Through the partnership with Durham, Sault College is able to run classes with smaller sizes as the costs are lower. Sault offers the IMM program to a smaller cohort of students, providing a more robust learning environment and reflecting the shop infrastructure capacity of the College.
The online resources can be used to reinforce the learning and practice in traditional lecture-based IMM programs as well, especially through the manipulation of the learning objects. The LOs are also applicable to many apprenticeship and skilled trade programs.
Use of online learning resources can result in the optimal use of shop time by having the apprentices and other students learn to identify, understand the applications of, and appreciate the safety measures for the tools they will be using before they come to the shop sessions. They are then able to start their practical experience at more advanced levels.
Challenges and Enhancements
The initial student response to the prospect of online learning was marked by concern, particularly the reduction in personal contact. This has been lessening as students gain fluency in Internet usage. Online office hours and contact through e-mail and telephone have also reduced the sense of being alone.
Durham College now provides a more robust infrastructure and support for online learning, so that the emphasis moves from developing the information technology to the learning materials.
Until employers and government see the results of online learning, there is still some reluctance to recognize its viability as an alternative to classroom-based training for apprentices. This can mean they hesitate to buy seats in online programs and so instructors and colleges are less likely to support the development of online learning. More exposure to the benefits of successful online programs is necessary.
More learning objects will be developed in areas, such as shaft alignment, in which the apprentices can benefit from online learning in identification of tools and procedures and safety issues in preparation for more efficient and effective learning in the shop.
The learning objects created at Durham College currently have built-in quizzes that provide feedback to the individual learner. The goal is to track the results of those quizzes through the learning management system and integrate them into formal assessment.
Durham College has received funding through the Higher Education Quality Council of Ontario to research two questions:
- What factors influence the retention and completion rates of apprentices in the IMM program with the Durham-Sault College collaboration?
- What are the differences in student satisfaction and engagement amongst the various modes of delivery of IMM apprenticeship programs offered at Durham College?
Quantitative and qualitative data will be collected over the next three years, involving students, employers, student advisors, and union representatives.

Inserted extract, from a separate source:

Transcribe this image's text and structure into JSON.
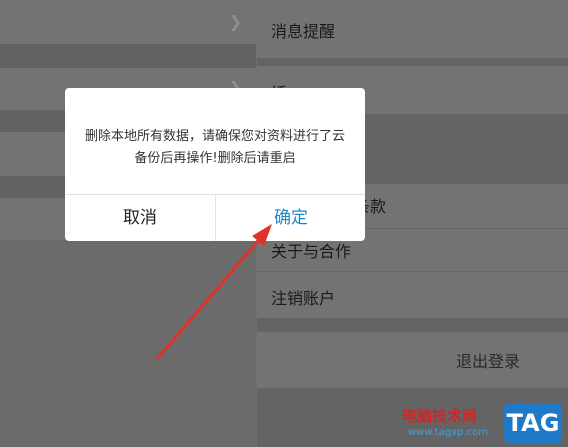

Clair Cornish, the Coordinator of IMM Flexible Delivery and Professor in the School of Skilled Trades, Apprenticeship and Renewable Technology, would like to see Durham work with other colleges to create online courses for other theory-heavy programs in apprenticeship areas, including electrical, mechanical, machining, automotive, and plumbing. The money saved by the colleges through this joint venture could be used for enhancement of shop facilities and acquisition of the latest equipment. More partnerships with unions and industry to supply specific online training would also benefit apprentices, skilled trade workers, unions, and employers.
For Further Information
Coordinator, IMM Flexible Delivery
Professor, School of Skilled Trades, Apprenticeship and Renewable Technology
Durham College, Whitby